As Sikh children, we were told to give back. In fact giving back to one’s community, or Dasvandh, was one hallmark among my many memories as a Sikh child. My parents gave ten percent of their income in tithings. It’s part of Sikh tradition to give a tithing, even if very small, at every temple.
I have been away from the 3HO Sikh Dharma community for nearly two decades, so it is from a healthy distance that I observe the ongoing legal battles between all of the for-profit companies (Akal Security, Golden Temple Foods, Yogi Tea, etc), non-profit companies (Sikh Dharma International, Sikh Dharma Worldwide, Siblings of Destiny, et al.), the familial heirs to Yogi Bhajan’s personal fortune, and his personal assistants, who are staking a claim to the very large sums of money involved among all of these entities.
It’s complicated, it’s convoluted, and, for many it’s infurating! (I think I can say this and be heard by believers and non-believers alike)
One of the reasons these legal battles are impossible to appreciate is that it’s about millionaires fighting with other millionaires about who gets to keep the pot of gold. And a pot of gold it is. Akal Security has received about $30 billion in federal contracts in its existence.
And then there are the rest of us. There are those who remain in “the dharma” and continue to work for meager wages.
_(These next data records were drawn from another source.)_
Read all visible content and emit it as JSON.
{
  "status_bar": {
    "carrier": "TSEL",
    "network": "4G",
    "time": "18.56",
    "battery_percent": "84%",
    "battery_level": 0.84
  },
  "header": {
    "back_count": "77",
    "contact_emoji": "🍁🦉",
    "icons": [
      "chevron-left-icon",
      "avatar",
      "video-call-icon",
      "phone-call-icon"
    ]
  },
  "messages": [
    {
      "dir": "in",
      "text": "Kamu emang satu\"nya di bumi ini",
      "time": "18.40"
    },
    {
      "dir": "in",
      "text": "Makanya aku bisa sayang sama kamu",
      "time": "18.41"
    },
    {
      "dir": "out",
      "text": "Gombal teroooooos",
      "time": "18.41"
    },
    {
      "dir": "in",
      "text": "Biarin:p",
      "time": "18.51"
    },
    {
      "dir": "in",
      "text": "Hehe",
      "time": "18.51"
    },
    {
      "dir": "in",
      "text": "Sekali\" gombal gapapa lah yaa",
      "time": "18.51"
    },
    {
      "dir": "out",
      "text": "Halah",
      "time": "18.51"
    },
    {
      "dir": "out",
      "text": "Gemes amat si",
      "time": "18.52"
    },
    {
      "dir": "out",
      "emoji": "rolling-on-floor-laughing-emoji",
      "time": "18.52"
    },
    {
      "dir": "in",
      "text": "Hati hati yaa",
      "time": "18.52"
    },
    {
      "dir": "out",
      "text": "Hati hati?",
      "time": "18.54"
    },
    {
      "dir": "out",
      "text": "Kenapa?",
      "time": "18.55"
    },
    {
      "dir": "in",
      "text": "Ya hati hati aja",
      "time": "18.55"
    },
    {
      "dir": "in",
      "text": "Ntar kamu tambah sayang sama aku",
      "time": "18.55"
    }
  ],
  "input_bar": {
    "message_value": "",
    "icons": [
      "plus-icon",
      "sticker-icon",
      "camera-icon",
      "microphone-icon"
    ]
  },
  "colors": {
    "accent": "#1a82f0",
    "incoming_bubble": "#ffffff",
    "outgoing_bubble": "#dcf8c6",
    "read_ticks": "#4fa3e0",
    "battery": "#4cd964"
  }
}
There are those whose homes are the property of the 3HO Sikh Dharma non-profit religious entity. There are those who simply walked away from all of it, and re-built their lives one step at a time. And there are those who were born and raised there and:
1) worked for a 3HO Sikh Dharma business or organization for minimum wage
2) were discouraged from attending college, or
3) attended college eventually, but paid his/her own way, borrowing in order to do so.
4) did not attend college, and fend for his/her selves in what ways he/she can.
5) that financially cover one’s own therapy and counseling. (I’m hoping everyone is doing this regardless, by the way)
As for me, all of the above.
I am successful and fulfilled in what I do, which is good. But I can’t say that going out on my own as a young adult totally alone was not immensely challenging. Or that I didn’t encounter some major hurdles. And I cannot say that I would not have greatly appreciated my community giving back to me in some form of support in return for my contributions to them.
But as I left to forge my own path, all I heard was Sayonara. No, what I literally heard was, “you will be a drug-addict prostitue lying in the gutter”.
But alas, this is the way of the world much of the time. Religions don’t give plebians support, and Tithings aren’t a choice. Tithings are an obligation. It’s one’s holy duty to give to the church. And to ask anything in return other than salvation or pure bliss is showing greed and discontent.
At the Sikh Dharma Worldwide website: http://sikhdharmaworldwide.org/ you will see information on ways to give, but not much on community engagement and outreach. You will see pages that have been set up to accept donations that will cover their incurred legal fees. There is a website and domain dedicated to Tithings alone called http://www.dasvandh.org/. They do, however, “give” in the form of political contributions. To both parties. In large sums. State and Federal.
After the legal mess, most of us have an idea of the net worth of Sikh Dharma International and all of its “nesting dolls” of non-profits and for-profits. I ask, when are they going to give back? Have they set up a college scholarship fund? Have they set up a fund to help young adults go out into the world to succeed? Have they instituted any sort of support structure for its young members so that they may move forward, move upward, and thrive? Has Bibiji Inderjit Kaur Puri offered up any of her personal fortune to help others? Have Peraim Kaur and Kartar Singh, after receiving their settlements offered to help anyone recovering and surviving this cultic environment? Has the Kettle Foods empire ever offered to help out? Or, for that matter, any one of the multi-million dollar businesses, that benefitted from the hard work and dedication of ashram devotees, who often worked for very little pay, offered up support?
And yet, and yet… there are people right under their noses in Española who live in dilapidated mobile homes.
It’s time to give back. It’s time to offer to heal wounds and mend hearts.
There is a generation of adults who suffered as children, and there are more generations to come–who as children suffered needlessly due only to your callousness, your narcissism, and your dogma.
And to my 2nd and 3rd generation readers. We can heal our wounds by finding ways to give back to our communities too. I have hope that we can take that grain of advice and we can polish it into a beautiful, shining pearl.
We have come this far.